[App and web page records]

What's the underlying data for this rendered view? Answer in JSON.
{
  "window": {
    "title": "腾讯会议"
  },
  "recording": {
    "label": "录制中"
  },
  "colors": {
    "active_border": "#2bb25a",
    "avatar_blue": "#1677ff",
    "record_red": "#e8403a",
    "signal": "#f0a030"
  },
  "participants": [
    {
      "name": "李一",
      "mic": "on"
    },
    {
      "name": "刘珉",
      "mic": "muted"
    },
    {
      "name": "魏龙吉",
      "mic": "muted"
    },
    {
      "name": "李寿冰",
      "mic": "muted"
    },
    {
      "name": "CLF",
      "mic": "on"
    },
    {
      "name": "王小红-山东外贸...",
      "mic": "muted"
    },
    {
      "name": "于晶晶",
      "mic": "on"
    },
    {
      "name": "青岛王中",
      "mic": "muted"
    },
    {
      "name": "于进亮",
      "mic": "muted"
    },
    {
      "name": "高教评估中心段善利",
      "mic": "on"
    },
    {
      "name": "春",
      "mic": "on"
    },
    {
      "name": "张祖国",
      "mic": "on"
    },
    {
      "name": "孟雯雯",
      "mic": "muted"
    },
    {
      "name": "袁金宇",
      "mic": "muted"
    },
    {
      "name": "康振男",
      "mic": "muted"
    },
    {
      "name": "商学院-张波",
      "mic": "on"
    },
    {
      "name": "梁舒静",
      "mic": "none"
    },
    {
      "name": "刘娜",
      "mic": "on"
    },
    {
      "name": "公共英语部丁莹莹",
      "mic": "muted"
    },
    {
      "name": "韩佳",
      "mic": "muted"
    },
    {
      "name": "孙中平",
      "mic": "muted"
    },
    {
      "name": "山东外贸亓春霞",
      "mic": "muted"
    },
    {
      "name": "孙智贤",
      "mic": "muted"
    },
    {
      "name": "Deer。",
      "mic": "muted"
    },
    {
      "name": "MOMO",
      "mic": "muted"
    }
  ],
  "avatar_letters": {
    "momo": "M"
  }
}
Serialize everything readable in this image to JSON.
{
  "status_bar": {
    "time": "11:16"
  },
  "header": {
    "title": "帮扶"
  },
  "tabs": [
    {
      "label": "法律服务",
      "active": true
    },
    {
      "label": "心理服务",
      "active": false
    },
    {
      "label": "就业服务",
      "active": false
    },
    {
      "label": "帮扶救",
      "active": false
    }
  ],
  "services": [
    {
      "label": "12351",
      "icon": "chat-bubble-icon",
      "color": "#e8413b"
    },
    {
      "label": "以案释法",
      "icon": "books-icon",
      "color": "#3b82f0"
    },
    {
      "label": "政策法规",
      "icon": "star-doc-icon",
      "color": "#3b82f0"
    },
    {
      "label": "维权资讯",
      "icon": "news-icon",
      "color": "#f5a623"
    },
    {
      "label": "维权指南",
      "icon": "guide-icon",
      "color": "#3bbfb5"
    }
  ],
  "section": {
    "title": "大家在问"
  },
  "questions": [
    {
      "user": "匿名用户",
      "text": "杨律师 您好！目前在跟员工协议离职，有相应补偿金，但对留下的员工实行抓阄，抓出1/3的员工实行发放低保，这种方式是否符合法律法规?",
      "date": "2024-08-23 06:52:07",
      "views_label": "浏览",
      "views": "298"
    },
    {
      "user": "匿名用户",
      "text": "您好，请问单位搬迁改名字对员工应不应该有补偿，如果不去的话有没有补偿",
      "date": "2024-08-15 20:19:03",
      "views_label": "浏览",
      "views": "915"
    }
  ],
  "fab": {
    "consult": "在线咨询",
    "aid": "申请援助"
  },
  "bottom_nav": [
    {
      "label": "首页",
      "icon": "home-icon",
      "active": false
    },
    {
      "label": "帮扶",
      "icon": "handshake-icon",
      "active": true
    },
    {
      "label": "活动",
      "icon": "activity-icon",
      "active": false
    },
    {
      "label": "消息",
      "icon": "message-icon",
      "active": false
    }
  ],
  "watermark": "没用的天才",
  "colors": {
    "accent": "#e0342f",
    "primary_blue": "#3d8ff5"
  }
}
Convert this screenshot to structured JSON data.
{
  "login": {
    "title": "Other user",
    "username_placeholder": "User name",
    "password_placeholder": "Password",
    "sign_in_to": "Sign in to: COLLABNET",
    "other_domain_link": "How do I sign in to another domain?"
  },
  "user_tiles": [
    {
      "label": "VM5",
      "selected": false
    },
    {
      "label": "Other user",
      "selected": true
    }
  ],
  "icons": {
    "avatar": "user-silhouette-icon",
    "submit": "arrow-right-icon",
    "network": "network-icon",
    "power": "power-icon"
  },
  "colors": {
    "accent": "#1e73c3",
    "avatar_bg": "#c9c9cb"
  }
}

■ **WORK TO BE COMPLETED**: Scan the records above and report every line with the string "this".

■ **ANSWER FOR THE TASK**:
What's the underlying data for this rendered view? Answer in JSON.
Serialize everything readable in this image to JSON.
Convert this screenshot to structured JSON data.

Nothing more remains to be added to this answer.